### WORK TO COMPLETE
Read through the listing below and return only the lines containing "label".

SUPPLIED DATA Start Marker

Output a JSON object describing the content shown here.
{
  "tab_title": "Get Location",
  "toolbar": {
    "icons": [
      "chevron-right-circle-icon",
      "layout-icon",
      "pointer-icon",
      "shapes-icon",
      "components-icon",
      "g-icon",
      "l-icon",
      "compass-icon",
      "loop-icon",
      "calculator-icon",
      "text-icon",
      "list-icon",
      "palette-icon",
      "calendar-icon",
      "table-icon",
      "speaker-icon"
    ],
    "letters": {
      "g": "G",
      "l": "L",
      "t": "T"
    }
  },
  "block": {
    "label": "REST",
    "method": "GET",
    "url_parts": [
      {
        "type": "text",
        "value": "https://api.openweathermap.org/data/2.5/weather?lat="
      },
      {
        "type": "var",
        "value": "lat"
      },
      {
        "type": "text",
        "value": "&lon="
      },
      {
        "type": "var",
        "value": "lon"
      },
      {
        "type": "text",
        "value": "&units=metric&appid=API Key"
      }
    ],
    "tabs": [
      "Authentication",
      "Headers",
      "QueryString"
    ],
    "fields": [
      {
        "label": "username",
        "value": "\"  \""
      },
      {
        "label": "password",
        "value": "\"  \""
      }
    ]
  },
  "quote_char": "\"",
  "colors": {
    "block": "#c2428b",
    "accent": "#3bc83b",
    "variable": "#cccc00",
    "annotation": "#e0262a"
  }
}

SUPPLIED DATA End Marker

### ANSWER TO THE PROBLEM
    "label": "REST",
        "label": "username",
        "label": "password",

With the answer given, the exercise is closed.